**Exercise prompt:**
In the entries below, find each line bearing the string "will" and copy it.

──────── Dataset content ────────

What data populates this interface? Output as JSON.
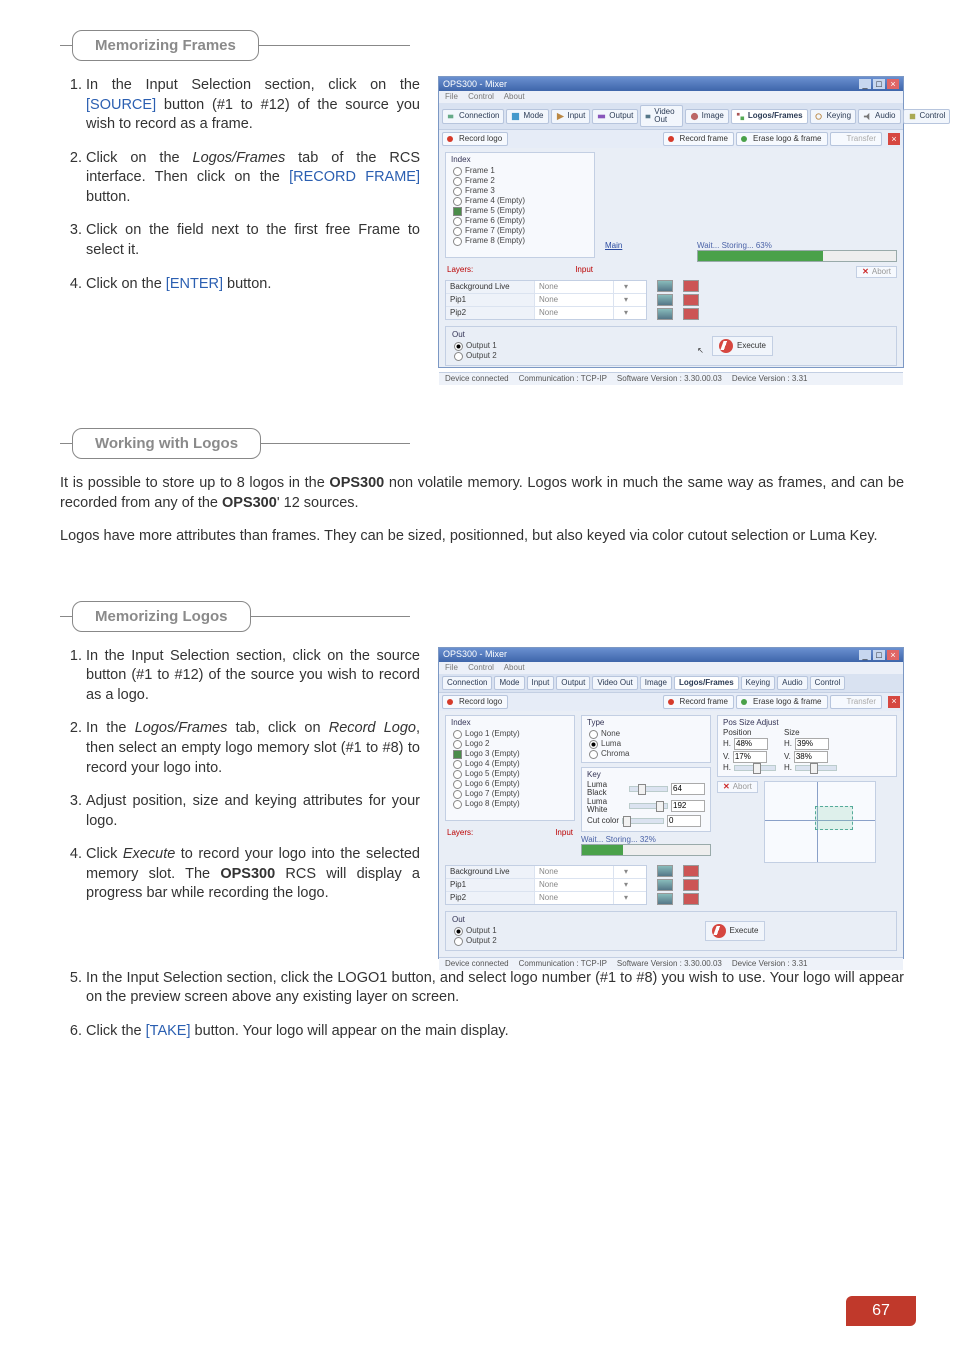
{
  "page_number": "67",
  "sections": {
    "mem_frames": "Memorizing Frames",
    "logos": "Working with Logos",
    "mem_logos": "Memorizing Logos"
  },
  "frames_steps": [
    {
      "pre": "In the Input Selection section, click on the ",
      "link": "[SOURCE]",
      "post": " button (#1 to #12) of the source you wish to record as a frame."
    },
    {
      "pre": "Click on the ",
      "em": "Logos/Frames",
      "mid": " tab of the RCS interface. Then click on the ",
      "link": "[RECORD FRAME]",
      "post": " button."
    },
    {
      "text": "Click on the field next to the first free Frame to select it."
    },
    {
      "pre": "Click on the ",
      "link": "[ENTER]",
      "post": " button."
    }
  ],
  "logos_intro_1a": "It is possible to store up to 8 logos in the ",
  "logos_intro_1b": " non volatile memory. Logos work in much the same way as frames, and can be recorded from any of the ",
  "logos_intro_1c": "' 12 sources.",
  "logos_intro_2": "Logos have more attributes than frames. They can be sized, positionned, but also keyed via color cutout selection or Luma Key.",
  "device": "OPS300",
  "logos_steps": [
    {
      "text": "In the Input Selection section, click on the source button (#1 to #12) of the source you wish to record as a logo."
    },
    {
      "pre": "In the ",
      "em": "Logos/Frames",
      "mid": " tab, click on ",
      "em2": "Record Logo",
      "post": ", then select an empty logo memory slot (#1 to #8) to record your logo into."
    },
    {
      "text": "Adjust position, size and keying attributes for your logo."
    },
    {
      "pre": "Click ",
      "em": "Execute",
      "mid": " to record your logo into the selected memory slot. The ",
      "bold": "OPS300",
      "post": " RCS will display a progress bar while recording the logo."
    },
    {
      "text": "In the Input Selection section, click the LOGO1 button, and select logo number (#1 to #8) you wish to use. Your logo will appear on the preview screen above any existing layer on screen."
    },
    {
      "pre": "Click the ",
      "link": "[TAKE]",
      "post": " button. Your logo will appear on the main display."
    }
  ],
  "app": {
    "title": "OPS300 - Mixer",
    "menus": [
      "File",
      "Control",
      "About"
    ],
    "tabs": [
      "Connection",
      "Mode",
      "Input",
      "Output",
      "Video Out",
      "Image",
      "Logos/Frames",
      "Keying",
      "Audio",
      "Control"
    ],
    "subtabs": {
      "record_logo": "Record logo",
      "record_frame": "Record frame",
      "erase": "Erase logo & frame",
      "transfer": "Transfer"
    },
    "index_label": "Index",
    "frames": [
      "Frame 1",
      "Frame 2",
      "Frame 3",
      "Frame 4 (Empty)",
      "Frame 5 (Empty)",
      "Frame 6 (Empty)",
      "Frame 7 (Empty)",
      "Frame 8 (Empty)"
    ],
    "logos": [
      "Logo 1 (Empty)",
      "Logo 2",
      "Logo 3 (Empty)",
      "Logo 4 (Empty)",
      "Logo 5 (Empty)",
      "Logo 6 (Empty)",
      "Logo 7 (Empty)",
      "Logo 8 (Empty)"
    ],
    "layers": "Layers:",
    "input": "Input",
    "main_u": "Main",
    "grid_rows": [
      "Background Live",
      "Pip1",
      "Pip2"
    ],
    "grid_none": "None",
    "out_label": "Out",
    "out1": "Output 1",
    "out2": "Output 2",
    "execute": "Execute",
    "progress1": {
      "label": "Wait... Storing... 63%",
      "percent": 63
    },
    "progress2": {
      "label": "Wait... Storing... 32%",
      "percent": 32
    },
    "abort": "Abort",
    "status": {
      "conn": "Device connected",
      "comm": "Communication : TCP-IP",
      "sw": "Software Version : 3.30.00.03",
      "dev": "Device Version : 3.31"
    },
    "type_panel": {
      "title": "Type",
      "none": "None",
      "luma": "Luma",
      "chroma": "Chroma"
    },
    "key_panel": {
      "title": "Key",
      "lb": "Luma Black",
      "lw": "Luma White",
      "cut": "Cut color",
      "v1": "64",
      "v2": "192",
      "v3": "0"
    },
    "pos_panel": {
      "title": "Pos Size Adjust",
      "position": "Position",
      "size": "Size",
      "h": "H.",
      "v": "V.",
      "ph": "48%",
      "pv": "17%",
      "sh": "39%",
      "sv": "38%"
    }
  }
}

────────
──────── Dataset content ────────

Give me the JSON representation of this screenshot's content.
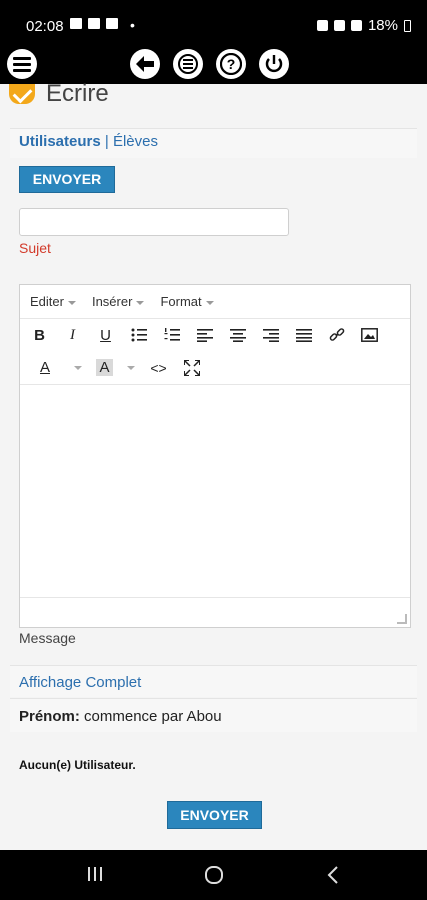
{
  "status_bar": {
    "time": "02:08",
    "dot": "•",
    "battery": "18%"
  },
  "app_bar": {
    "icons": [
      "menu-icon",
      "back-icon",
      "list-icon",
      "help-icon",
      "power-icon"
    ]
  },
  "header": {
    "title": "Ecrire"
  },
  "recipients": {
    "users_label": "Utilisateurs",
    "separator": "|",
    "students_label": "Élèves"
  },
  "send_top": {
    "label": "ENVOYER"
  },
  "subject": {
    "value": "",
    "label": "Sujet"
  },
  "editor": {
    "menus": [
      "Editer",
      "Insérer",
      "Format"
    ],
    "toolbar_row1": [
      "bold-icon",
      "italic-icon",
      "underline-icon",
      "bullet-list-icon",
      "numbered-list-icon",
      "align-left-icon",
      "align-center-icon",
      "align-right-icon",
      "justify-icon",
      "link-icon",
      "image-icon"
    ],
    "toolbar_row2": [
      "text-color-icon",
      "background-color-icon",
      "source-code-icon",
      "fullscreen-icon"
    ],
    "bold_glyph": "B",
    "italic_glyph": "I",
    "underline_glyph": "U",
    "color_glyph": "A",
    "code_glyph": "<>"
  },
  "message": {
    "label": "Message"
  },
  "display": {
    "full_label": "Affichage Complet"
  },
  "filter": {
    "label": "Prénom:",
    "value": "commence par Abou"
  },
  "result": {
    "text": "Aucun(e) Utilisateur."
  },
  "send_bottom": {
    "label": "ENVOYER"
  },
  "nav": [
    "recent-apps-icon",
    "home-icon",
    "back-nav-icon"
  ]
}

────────

**Your response:**
      "post": " RCS will display a progress bar while recording the logo."
      "text": "In the Input Selection section, click the LOGO1 button, and select logo number (#1 to #8) you wish to use. Your logo will appear on the preview screen above any existing layer on screen."
      "post": " button. Your logo will appear on the main display."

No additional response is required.